Inside the Global Effort to Keep Perfectly Good Food Out of the Dump
This piece originally appeared on Food Tank, my food-first blog, and it is reposted here with permission.
My wife and I moved to New York in late 2007, with no intention of ever returning our home country of Peru. But a few months earlier, we began to notice a steady stream of people coming into our home. They were all people who had been displaced from their native countries, either by war or natural disasters, or by poverty or persecution. In most cases, the people entering our home were fleeing one of the world’s most dangerous places, Syria.
From my previous travels in the Middle East, I knew that warring countries like Iraq and Syria are where the most refugees arrive. I also knew that while these people can endure war, they will die before they survive.

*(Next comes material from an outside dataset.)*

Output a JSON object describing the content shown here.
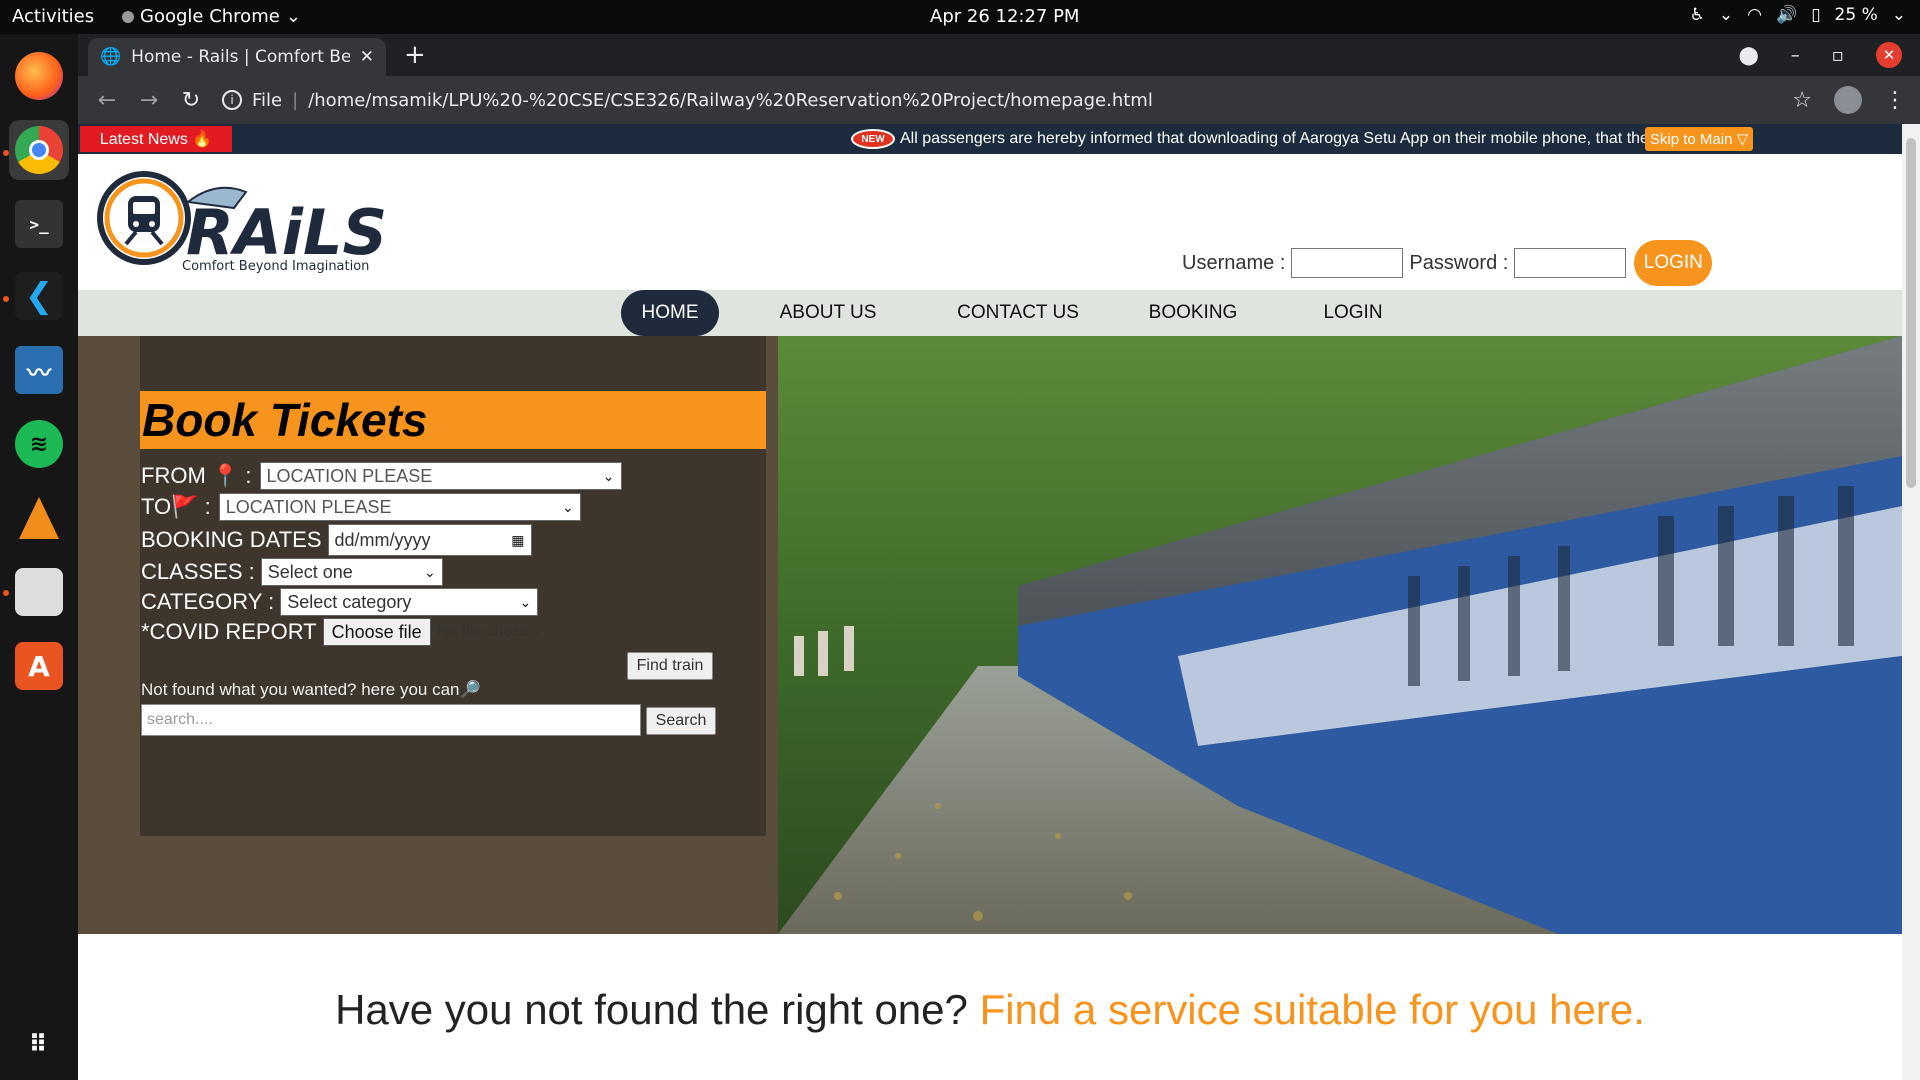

But I could not understand why so many were arriving in our home country at all.
And so, many times a day, as I read the papers, or watched the news, I would come back to the home-sweet-home of my wife and I and, staring into our dining room windows, would say to myself, with the same sense of shock and disbelief any visitor to the land of my birth would feel, “Why? Why would any person voluntarily choose to flee their own country to live under the bombs of my country?”
In the winter of that same year, a friend of mine, one of our restaurant partners, told us about a new restaurant he had seen. One morning, a truck came to our doorstep, and inside its trunk were three dozen fresh chickens, which he had bought in our small neighbor country of Peru. He had come to our house to give the chickens to us because he had heard that Peru has terrible food, so he was giving us a free gift.

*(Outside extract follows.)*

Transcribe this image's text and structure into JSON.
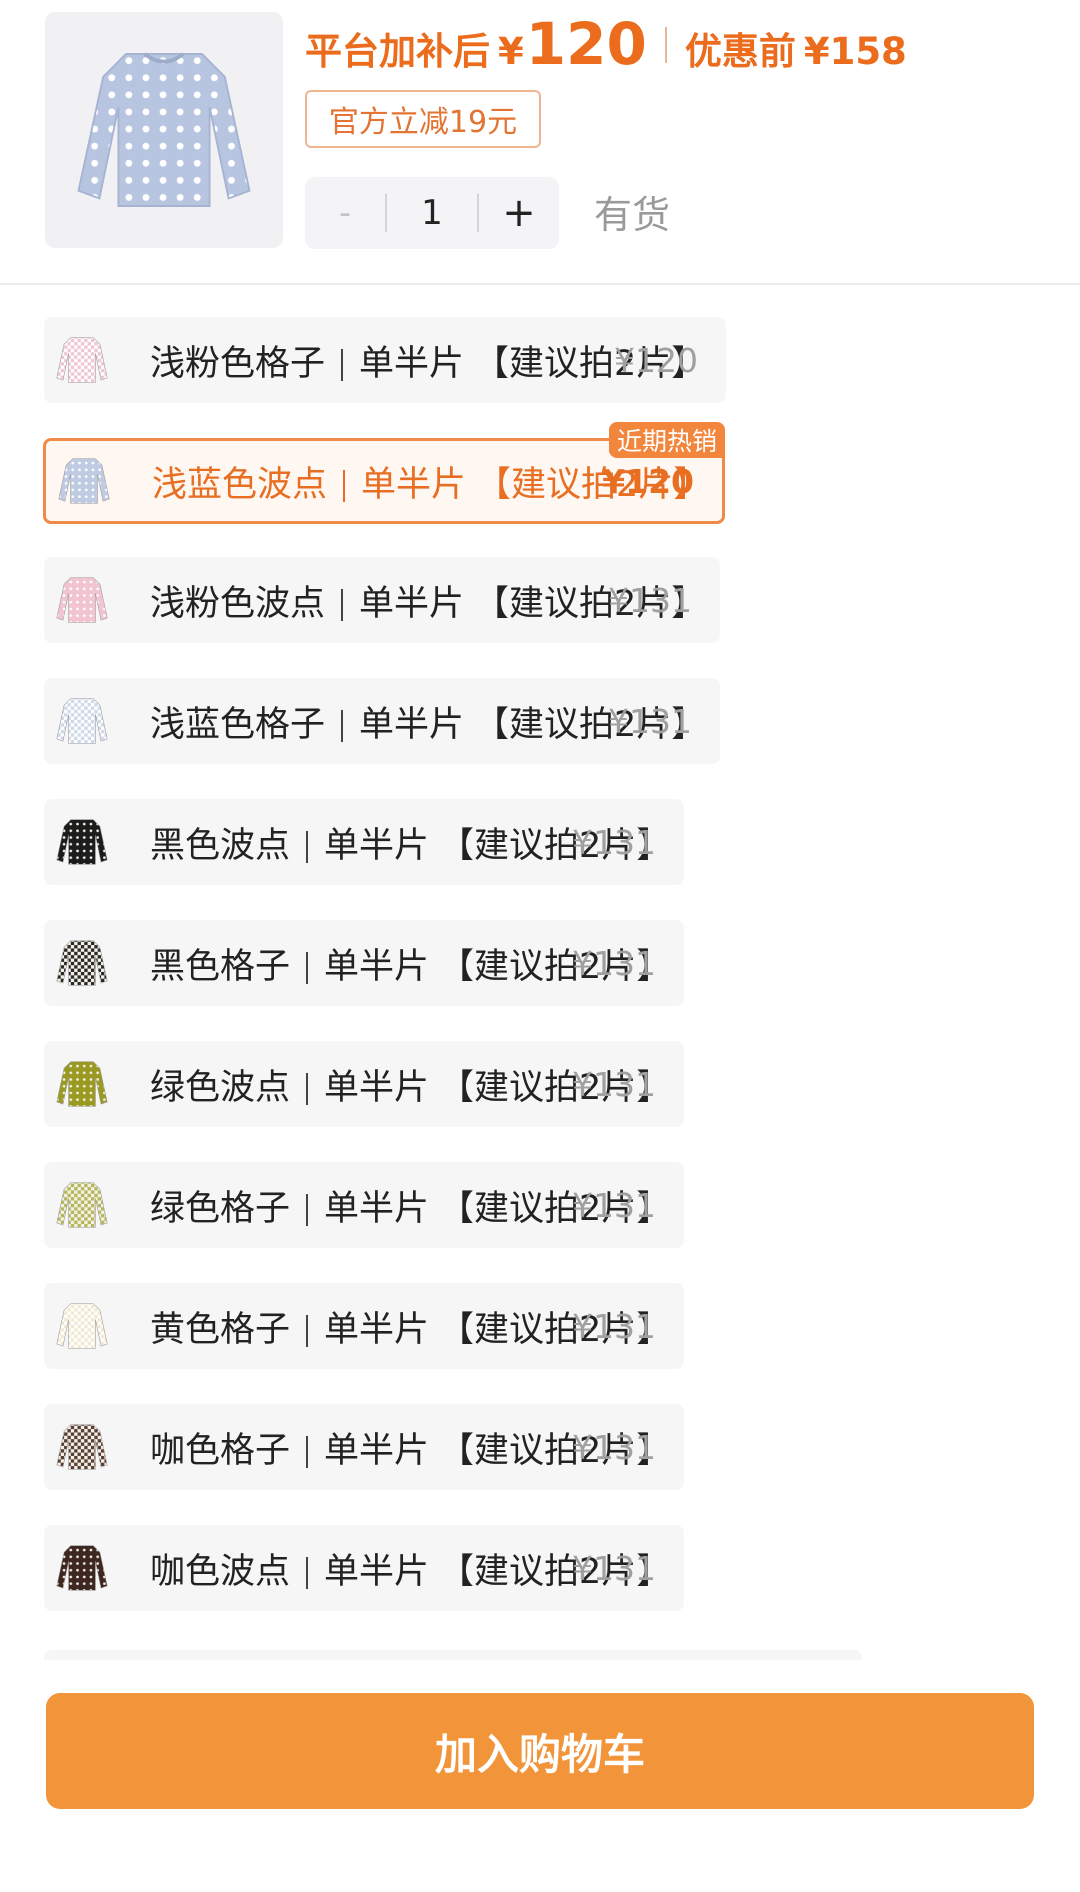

As this story has unfolded over the years, I have shared it with many of my friends, both from Peru and in the United States. They all have something to say, a variation on what we thought, a variation on what we